Derulo is so scattershot just as a singles artist that I never would've expected an album of his to be worth a damn, but this is pretty great. "Want To Want Me" is one of the best pop songs of the year and "X2CU" and "Try Me" are up to the same standard. The K. Michelle duet is the most credible he's sounded as an R&B singer, and "Get Ugly" and the song with Stevie Wonder and Keith Urban are even more ridiculous than "Talk Dirty," so the whole album kind of feels like a satisfying combination of craft and novelty.

9. Tamia - Love Life
Tamia has always been on this mild adult contempo end of R&B and has made some singles I've really loved, but I'm impressed at how well she's settled into her own unique aesthetic and mastered it. It's that upscale '80s R&B sound that a lot of people fetishize now but few can really do well. Pop & Oak and Chuck Harmony and Polow Da Don have some heat on here.

10. Bilal - In Another Life
I dug Bilal's last album A Love Surreal, and this one makes the interesting choice of ramping up the idiosyncratic sonics while making the songs shorter and more concise -- almost every song is about 3 minutes long, only one goes over 4 minutes. The live drumming throughout most of the album is kind of a drag, just because the drummer is terrible, can't get a groove going at all, but all the wiggy instrumental textures suit Bilal's odd slithering voice pretty well.

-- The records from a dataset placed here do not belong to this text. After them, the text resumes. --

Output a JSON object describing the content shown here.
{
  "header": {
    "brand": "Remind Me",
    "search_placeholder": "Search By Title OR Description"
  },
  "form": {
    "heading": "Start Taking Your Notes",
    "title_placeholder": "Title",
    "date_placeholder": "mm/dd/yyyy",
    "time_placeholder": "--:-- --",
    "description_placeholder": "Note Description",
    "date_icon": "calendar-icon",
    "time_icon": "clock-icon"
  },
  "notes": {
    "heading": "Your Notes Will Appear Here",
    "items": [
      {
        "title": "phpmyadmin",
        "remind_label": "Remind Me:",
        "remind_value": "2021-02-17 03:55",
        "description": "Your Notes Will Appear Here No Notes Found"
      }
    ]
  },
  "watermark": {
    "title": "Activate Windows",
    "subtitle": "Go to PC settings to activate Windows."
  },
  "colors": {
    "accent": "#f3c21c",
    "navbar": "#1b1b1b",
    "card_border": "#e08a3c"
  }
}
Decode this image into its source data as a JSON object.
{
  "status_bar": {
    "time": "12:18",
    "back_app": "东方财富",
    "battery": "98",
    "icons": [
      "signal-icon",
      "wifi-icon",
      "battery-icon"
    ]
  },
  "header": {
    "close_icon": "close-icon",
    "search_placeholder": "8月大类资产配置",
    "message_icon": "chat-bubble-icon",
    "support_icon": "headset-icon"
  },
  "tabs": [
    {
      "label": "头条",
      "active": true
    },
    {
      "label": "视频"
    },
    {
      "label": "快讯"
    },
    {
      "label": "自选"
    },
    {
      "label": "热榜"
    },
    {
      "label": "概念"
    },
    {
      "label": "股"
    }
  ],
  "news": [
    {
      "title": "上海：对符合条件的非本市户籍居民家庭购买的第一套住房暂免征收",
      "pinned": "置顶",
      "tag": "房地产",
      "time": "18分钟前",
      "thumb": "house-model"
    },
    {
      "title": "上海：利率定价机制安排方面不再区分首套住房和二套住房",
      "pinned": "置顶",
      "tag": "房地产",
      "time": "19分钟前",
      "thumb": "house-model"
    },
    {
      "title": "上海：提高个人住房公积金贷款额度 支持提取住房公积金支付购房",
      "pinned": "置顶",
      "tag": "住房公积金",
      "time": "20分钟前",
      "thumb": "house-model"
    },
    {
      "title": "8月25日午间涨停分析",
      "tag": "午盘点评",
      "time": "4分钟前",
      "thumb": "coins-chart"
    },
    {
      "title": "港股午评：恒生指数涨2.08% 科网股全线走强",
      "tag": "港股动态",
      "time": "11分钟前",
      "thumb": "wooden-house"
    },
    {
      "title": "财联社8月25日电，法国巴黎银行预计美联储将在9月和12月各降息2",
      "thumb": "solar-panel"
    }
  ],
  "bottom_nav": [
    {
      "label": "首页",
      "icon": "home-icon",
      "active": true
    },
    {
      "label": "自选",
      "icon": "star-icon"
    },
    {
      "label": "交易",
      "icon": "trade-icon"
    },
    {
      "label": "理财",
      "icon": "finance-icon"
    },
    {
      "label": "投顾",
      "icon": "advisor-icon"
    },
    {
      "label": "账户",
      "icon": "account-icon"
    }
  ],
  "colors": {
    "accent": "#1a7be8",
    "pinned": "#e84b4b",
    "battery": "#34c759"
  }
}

Worst Album of the Month: Tyga - The Gold Album: 18th Dynasty
I almost feel bad even mentioning this album, it kinda goes without saying that Tyga is garbage and nobody liked this shit. But it still impresses me that Kanye's exec producer credit means absolutely nothing, there's not even much of the offbrand Yeezus vibe that a couple of the pre-album singles had. The actual production comes mostly from Mike Dean, who surely deserves to be given more important things to do than a Tyga album and playing in Travi$ Scott's touring band. It seems like No I.D. was wise to leave the Kanye camp and get his Def Jam gig and do great shit like the Vince Staples album.

Tuesday, July 07, 2015

A couple new pieces for Complex: Remember These Songs Of The Summer? and 16 Life Lessons We Learned From Rakim's Lyrics.

Sunday, July 05, 2015

Foo Fighters celebrated their 20th anniversary on Saturday with a big all-day concert at RFK stadium with Trouble Funk, Buddy Guy, LL Cool J, Heart and more, and I had the opportunity to cover the show for Rolling Stone.

(photo by Joy Asico)

Friday, July 03, 2015
This week's Short List.